→ Data for the task:
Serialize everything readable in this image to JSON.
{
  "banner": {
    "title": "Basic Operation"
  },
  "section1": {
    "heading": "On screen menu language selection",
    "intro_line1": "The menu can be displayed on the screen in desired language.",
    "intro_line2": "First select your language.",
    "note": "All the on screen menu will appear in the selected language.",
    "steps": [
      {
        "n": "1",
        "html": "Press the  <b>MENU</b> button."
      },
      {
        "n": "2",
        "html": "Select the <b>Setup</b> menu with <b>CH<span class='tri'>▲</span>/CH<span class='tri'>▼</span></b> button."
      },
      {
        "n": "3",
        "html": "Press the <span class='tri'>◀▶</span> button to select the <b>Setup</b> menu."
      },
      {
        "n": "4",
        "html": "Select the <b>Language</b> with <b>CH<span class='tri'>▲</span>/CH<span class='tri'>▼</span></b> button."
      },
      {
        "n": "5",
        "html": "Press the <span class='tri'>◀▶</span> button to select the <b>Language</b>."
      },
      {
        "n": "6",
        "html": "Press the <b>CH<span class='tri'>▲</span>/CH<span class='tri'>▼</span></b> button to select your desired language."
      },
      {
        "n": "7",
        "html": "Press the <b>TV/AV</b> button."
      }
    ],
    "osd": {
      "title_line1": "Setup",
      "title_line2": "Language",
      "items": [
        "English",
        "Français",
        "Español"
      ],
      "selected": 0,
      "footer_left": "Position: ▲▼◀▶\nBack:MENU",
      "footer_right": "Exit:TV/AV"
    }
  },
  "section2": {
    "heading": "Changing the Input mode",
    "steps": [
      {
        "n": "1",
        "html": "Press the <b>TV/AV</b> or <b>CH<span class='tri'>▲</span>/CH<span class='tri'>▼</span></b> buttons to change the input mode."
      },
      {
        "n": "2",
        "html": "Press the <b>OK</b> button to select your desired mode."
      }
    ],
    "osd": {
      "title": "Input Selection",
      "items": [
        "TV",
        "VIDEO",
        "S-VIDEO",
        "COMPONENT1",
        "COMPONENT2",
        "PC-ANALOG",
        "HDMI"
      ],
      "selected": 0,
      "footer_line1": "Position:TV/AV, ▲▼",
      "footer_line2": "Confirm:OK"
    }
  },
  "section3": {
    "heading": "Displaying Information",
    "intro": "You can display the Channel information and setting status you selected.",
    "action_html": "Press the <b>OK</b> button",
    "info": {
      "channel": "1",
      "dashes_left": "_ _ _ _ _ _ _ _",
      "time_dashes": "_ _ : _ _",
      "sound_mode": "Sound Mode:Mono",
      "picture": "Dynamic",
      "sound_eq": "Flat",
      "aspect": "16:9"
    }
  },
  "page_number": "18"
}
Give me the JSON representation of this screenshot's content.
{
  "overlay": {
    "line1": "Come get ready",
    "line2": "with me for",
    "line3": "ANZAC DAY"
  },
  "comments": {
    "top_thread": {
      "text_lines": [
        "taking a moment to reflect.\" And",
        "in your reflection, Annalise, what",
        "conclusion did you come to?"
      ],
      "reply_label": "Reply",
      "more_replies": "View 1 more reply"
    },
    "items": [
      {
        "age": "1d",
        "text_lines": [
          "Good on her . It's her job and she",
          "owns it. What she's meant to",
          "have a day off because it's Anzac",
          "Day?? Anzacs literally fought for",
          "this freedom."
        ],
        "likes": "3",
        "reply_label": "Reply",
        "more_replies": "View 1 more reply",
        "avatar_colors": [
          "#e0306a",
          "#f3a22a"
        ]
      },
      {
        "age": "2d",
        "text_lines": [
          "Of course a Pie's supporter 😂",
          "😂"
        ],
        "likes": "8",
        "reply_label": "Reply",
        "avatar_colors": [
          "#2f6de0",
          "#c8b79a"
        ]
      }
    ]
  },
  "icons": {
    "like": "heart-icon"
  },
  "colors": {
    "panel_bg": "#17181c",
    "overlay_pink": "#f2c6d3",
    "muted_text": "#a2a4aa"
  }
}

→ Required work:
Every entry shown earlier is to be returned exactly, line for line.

→ Exercise solution:
Serialize everything readable in this image to JSON.
{
  "banner": {
    "title": "Basic Operation"
  },
  "section1": {
    "heading": "On screen menu language selection",
    "intro_line1": "The menu can be displayed on the screen in desired language.",
    "intro_line2": "First select your language.",
    "note": "All the on screen menu will appear in the selected language.",
    "steps": [
      {
        "n": "1",
        "html": "Press the  <b>MENU</b> button."
      },
      {
        "n": "2",
        "html": "Select the <b>Setup</b> menu with <b>CH<span class='tri'>▲</span>/CH<span class='tri'>▼</span></b> button."
      },
      {
        "n": "3",
        "html": "Press the <span class='tri'>◀▶</span> button to select the <b>Setup</b> menu."
      },
      {
        "n": "4",
        "html": "Select the <b>Language</b> with <b>CH<span class='tri'>▲</span>/CH<span class='tri'>▼</span></b> button."
      },
      {
        "n": "5",
        "html": "Press the <span class='tri'>◀▶</span> button to select the <b>Language</b>."
      },
      {
        "n": "6",
        "html": "Press the <b>CH<span class='tri'>▲</span>/CH<span class='tri'>▼</span></b> button to select your desired language."
      },
      {
        "n": "7",
        "html": "Press the <b>TV/AV</b> button."
      }
    ],
    "osd": {
      "title_line1": "Setup",
      "title_line2": "Language",
      "items": [
        "English",
        "Français",
        "Español"
      ],
      "selected": 0,
      "footer_left": "Position: ▲▼◀▶\nBack:MENU",
      "footer_right": "Exit:TV/AV"
    }
  },
  "section2": {
    "heading": "Changing the Input mode",
    "steps": [
      {
        "n": "1",
        "html": "Press the <b>TV/AV</b> or <b>CH<span class='tri'>▲</span>/CH<span class='tri'>▼</span></b> buttons to change the input mode."
      },
      {
        "n": "2",
        "html": "Press the <b>OK</b> button to select your desired mode."
      }
    ],
    "osd": {
      "title": "Input Selection",
      "items": [
        "TV",
        "VIDEO",
        "S-VIDEO",
        "COMPONENT1",
        "COMPONENT2",
        "PC-ANALOG",
        "HDMI"
      ],
      "selected": 0,
      "footer_line1": "Position:TV/AV, ▲▼",
      "footer_line2": "Confirm:OK"
    }
  },
  "section3": {
    "heading": "Displaying Information",
    "intro": "You can display the Channel information and setting status you selected.",
    "action_html": "Press the <b>OK</b> button",
    "info": {
      "channel": "1",
      "dashes_left": "_ _ _ _ _ _ _ _",
      "time_dashes": "_ _ : _ _",
      "sound_mode": "Sound Mode:Mono",
      "picture": "Dynamic",
      "sound_eq": "Flat",
      "aspect": "16:9"
    }
  },
  "page_number": "18"
}
Give me the JSON representation of this screenshot's content.
{
  "overlay": {
    "line1": "Come get ready",
    "line2": "with me for",
    "line3": "ANZAC DAY"
  },
  "comments": {
    "top_thread": {
      "text_lines": [
        "taking a moment to reflect.\" And",
        "in your reflection, Annalise, what",
        "conclusion did you come to?"
      ],
      "reply_label": "Reply",
      "more_replies": "View 1 more reply"
    },
    "items": [
      {
        "age": "1d",
        "text_lines": [
          "Good on her . It's her job and she",
          "owns it. What she's meant to",
          "have a day off because it's Anzac",
          "Day?? Anzacs literally fought for",
          "this freedom."
        ],
        "likes": "3",
        "reply_label": "Reply",
        "more_replies": "View 1 more reply",
        "avatar_colors": [
          "#e0306a",
          "#f3a22a"
        ]
      },
      {
        "age": "2d",
        "text_lines": [
          "Of course a Pie's supporter 😂",
          "😂"
        ],
        "likes": "8",
        "reply_label": "Reply",
        "avatar_colors": [
          "#2f6de0",
          "#c8b79a"
        ]
      }
    ]
  },
  "icons": {
    "like": "heart-icon"
  },
  "colors": {
    "panel_bg": "#17181c",
    "overlay_pink": "#f2c6d3",
    "muted_text": "#a2a4aa"
  }
}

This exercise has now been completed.